● Your task: Retype each line below precisely.
====================
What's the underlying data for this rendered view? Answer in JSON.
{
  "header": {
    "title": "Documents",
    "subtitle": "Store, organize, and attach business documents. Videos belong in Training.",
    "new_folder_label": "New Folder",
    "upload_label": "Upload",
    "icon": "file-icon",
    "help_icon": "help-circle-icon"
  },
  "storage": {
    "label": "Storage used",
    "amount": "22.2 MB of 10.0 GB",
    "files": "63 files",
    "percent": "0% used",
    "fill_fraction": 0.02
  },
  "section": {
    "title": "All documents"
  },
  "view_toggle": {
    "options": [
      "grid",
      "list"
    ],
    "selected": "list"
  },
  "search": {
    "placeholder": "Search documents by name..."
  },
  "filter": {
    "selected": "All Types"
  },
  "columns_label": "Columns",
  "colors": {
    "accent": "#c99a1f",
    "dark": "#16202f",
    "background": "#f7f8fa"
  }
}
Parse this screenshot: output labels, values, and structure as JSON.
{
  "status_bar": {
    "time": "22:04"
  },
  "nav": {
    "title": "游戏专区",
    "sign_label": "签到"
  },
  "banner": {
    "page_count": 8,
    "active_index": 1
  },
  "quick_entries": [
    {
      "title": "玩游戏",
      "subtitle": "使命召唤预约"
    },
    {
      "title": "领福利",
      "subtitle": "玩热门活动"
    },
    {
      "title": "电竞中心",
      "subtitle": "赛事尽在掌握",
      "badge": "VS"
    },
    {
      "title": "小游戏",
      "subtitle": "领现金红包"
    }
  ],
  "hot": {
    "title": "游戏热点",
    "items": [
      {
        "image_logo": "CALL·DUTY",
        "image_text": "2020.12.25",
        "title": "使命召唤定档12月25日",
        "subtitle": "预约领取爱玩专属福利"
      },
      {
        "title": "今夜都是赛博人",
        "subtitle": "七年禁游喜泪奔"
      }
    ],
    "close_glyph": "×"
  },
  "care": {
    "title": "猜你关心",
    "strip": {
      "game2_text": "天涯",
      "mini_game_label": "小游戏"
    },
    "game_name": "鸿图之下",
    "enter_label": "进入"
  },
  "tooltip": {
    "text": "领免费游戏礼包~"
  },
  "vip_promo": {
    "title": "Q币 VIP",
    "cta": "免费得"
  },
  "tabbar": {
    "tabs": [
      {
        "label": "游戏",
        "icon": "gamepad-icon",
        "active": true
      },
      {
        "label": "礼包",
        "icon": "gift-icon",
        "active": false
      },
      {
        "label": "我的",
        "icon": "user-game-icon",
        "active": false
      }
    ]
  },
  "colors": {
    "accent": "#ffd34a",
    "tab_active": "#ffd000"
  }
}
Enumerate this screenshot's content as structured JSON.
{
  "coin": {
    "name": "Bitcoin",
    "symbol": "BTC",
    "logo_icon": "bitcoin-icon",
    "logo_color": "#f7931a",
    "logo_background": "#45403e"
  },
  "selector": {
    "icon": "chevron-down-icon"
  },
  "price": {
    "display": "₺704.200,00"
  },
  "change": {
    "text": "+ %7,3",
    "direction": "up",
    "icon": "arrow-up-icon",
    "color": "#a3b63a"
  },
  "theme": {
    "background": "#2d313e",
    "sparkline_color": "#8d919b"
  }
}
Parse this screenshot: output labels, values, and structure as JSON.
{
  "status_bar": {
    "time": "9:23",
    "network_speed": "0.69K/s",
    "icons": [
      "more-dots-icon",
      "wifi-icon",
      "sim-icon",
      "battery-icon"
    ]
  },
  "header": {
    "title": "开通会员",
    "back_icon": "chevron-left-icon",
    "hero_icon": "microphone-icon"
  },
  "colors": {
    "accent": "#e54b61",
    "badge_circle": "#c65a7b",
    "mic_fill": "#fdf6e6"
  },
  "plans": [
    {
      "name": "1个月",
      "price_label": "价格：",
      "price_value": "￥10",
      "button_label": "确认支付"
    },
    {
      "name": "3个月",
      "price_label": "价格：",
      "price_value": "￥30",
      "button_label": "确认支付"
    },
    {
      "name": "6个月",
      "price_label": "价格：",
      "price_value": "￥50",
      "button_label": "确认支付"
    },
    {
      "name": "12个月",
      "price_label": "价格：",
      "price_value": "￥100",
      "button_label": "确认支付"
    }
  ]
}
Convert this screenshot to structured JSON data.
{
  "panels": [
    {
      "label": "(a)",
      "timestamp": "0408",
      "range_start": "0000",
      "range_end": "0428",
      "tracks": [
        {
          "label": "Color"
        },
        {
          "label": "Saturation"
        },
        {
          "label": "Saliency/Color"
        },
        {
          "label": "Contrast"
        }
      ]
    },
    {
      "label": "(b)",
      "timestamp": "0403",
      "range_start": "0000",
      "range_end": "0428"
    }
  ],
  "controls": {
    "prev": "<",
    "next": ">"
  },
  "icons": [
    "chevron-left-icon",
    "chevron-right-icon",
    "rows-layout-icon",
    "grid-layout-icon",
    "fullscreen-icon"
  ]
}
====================
● Solved exercise:
What's the underlying data for this rendered view? Answer in JSON.
{
  "header": {
    "title": "Documents",
    "subtitle": "Store, organize, and attach business documents. Videos belong in Training.",
    "new_folder_label": "New Folder",
    "upload_label": "Upload",
    "icon": "file-icon",
    "help_icon": "help-circle-icon"
  },
  "storage": {
    "label": "Storage used",
    "amount": "22.2 MB of 10.0 GB",
    "files": "63 files",
    "percent": "0% used",
    "fill_fraction": 0.02
  },
  "section": {
    "title": "All documents"
  },
  "view_toggle": {
    "options": [
      "grid",
      "list"
    ],
    "selected": "list"
  },
  "search": {
    "placeholder": "Search documents by name..."
  },
  "filter": {
    "selected": "All Types"
  },
  "columns_label": "Columns",
  "colors": {
    "accent": "#c99a1f",
    "dark": "#16202f",
    "background": "#f7f8fa"
  }
}
Parse this screenshot: output labels, values, and structure as JSON.
{
  "status_bar": {
    "time": "22:04"
  },
  "nav": {
    "title": "游戏专区",
    "sign_label": "签到"
  },
  "banner": {
    "page_count": 8,
    "active_index": 1
  },
  "quick_entries": [
    {
      "title": "玩游戏",
      "subtitle": "使命召唤预约"
    },
    {
      "title": "领福利",
      "subtitle": "玩热门活动"
    },
    {
      "title": "电竞中心",
      "subtitle": "赛事尽在掌握",
      "badge": "VS"
    },
    {
      "title": "小游戏",
      "subtitle": "领现金红包"
    }
  ],
  "hot": {
    "title": "游戏热点",
    "items": [
      {
        "image_logo": "CALL·DUTY",
        "image_text": "2020.12.25",
        "title": "使命召唤定档12月25日",
        "subtitle": "预约领取爱玩专属福利"
      },
      {
        "title": "今夜都是赛博人",
        "subtitle": "七年禁游喜泪奔"
      }
    ],
    "close_glyph": "×"
  },
  "care": {
    "title": "猜你关心",
    "strip": {
      "game2_text": "天涯",
      "mini_game_label": "小游戏"
    },
    "game_name": "鸿图之下",
    "enter_label": "进入"
  },
  "tooltip": {
    "text": "领免费游戏礼包~"
  },
  "vip_promo": {
    "title": "Q币 VIP",
    "cta": "免费得"
  },
  "tabbar": {
    "tabs": [
      {
        "label": "游戏",
        "icon": "gamepad-icon",
        "active": true
      },
      {
        "label": "礼包",
        "icon": "gift-icon",
        "active": false
      },
      {
        "label": "我的",
        "icon": "user-game-icon",
        "active": false
      }
    ]
  },
  "colors": {
    "accent": "#ffd34a",
    "tab_active": "#ffd000"
  }
}
Enumerate this screenshot's content as structured JSON.
{
  "coin": {
    "name": "Bitcoin",
    "symbol": "BTC",
    "logo_icon": "bitcoin-icon",
    "logo_color": "#f7931a",
    "logo_background": "#45403e"
  },
  "selector": {
    "icon": "chevron-down-icon"
  },
  "price": {
    "display": "₺704.200,00"
  },
  "change": {
    "text": "+ %7,3",
    "direction": "up",
    "icon": "arrow-up-icon",
    "color": "#a3b63a"
  },
  "theme": {
    "background": "#2d313e",
    "sparkline_color": "#8d919b"
  }
}
Parse this screenshot: output labels, values, and structure as JSON.
{
  "status_bar": {
    "time": "9:23",
    "network_speed": "0.69K/s",
    "icons": [
      "more-dots-icon",
      "wifi-icon",
      "sim-icon",
      "battery-icon"
    ]
  },
  "header": {
    "title": "开通会员",
    "back_icon": "chevron-left-icon",
    "hero_icon": "microphone-icon"
  },
  "colors": {
    "accent": "#e54b61",
    "badge_circle": "#c65a7b",
    "mic_fill": "#fdf6e6"
  },
  "plans": [
    {
      "name": "1个月",
      "price_label": "价格：",
      "price_value": "￥10",
      "button_label": "确认支付"
    },
    {
      "name": "3个月",
      "price_label": "价格：",
      "price_value": "￥30",
      "button_label": "确认支付"
    },
    {
      "name": "6个月",
      "price_label": "价格：",
      "price_value": "￥50",
      "button_label": "确认支付"
    },
    {
      "name": "12个月",
      "price_label": "价格：",
      "price_value": "￥100",
      "button_label": "确认支付"
    }
  ]
}
Convert this screenshot to structured JSON data.
{
  "panels": [
    {
      "label": "(a)",
      "timestamp": "0408",
      "range_start": "0000",
      "range_end": "0428",
      "tracks": [
        {
          "label": "Color"
        },
        {
          "label": "Saturation"
        },
        {
          "label": "Saliency/Color"
        },
        {
          "label": "Contrast"
        }
      ]
    },
    {
      "label": "(b)",
      "timestamp": "0403",
      "range_start": "0000",
      "range_end": "0428"
    }
  ],
  "controls": {
    "prev": "<",
    "next": ">"
  },
  "icons": [
    "chevron-left-icon",
    "chevron-right-icon",
    "rows-layout-icon",
    "grid-layout-icon",
    "fullscreen-icon"
  ]
}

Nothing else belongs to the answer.